Repeat the records below exactly, leaving out every picture.
-- Opening Marker --
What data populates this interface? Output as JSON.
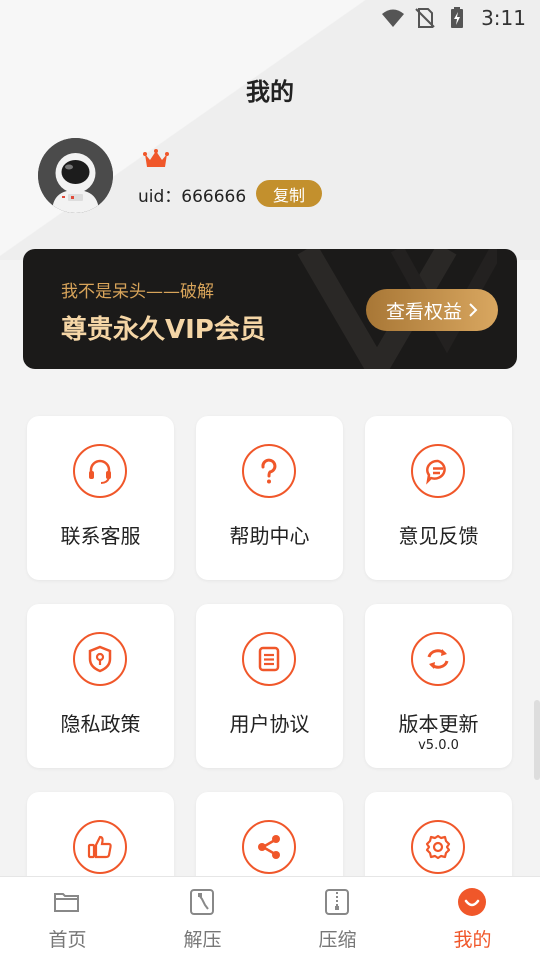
{
  "status_bar": {
    "time": "3:11",
    "icons": [
      "wifi-icon",
      "no-sim-icon",
      "battery-charging-icon"
    ]
  },
  "page": {
    "title": "我的"
  },
  "profile": {
    "uid_label": "uid：666666",
    "copy_label": "复制",
    "avatar_icon": "astronaut-avatar",
    "crown_icon": "crown-icon"
  },
  "vip": {
    "subtitle": "我不是呆头——破解",
    "title": "尊贵永久VIP会员",
    "button_label": "查看权益",
    "button_icon": "chevron-right-icon"
  },
  "tiles": [
    {
      "label": "联系客服",
      "icon": "headset-icon"
    },
    {
      "label": "帮助中心",
      "icon": "question-icon"
    },
    {
      "label": "意见反馈",
      "icon": "chat-icon"
    },
    {
      "label": "隐私政策",
      "icon": "shield-icon"
    },
    {
      "label": "用户协议",
      "icon": "document-icon"
    },
    {
      "label": "版本更新",
      "sub": "v5.0.0",
      "icon": "refresh-icon"
    },
    {
      "label": "",
      "icon": "thumbs-up-icon"
    },
    {
      "label": "",
      "icon": "share-icon"
    },
    {
      "label": "",
      "icon": "settings-icon"
    }
  ],
  "tabs": [
    {
      "label": "首页",
      "icon": "folder-icon",
      "active": false
    },
    {
      "label": "解压",
      "icon": "unzip-icon",
      "active": false
    },
    {
      "label": "压缩",
      "icon": "zip-icon",
      "active": false
    },
    {
      "label": "我的",
      "icon": "smile-icon",
      "active": true
    }
  ],
  "colors": {
    "accent": "#f0572a",
    "gold": "#c3902d",
    "vip_bg": "#1b1a19",
    "vip_text": "#f5d6a6"
  }
}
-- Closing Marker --
THE COMPLETED TASK
What data populates this interface? Output as JSON.
{
  "status_bar": {
    "time": "3:11",
    "icons": [
      "wifi-icon",
      "no-sim-icon",
      "battery-charging-icon"
    ]
  },
  "page": {
    "title": "我的"
  },
  "profile": {
    "uid_label": "uid：666666",
    "copy_label": "复制",
    "avatar_icon": "astronaut-avatar",
    "crown_icon": "crown-icon"
  },
  "vip": {
    "subtitle": "我不是呆头——破解",
    "title": "尊贵永久VIP会员",
    "button_label": "查看权益",
    "button_icon": "chevron-right-icon"
  },
  "tiles": [
    {
      "label": "联系客服",
      "icon": "headset-icon"
    },
    {
      "label": "帮助中心",
      "icon": "question-icon"
    },
    {
      "label": "意见反馈",
      "icon": "chat-icon"
    },
    {
      "label": "隐私政策",
      "icon": "shield-icon"
    },
    {
      "label": "用户协议",
      "icon": "document-icon"
    },
    {
      "label": "版本更新",
      "sub": "v5.0.0",
      "icon": "refresh-icon"
    },
    {
      "label": "",
      "icon": "thumbs-up-icon"
    },
    {
      "label": "",
      "icon": "share-icon"
    },
    {
      "label": "",
      "icon": "settings-icon"
    }
  ],
  "tabs": [
    {
      "label": "首页",
      "icon": "folder-icon",
      "active": false
    },
    {
      "label": "解压",
      "icon": "unzip-icon",
      "active": false
    },
    {
      "label": "压缩",
      "icon": "zip-icon",
      "active": false
    },
    {
      "label": "我的",
      "icon": "smile-icon",
      "active": true
    }
  ],
  "colors": {
    "accent": "#f0572a",
    "gold": "#c3902d",
    "vip_bg": "#1b1a19",
    "vip_text": "#f5d6a6"
  }
}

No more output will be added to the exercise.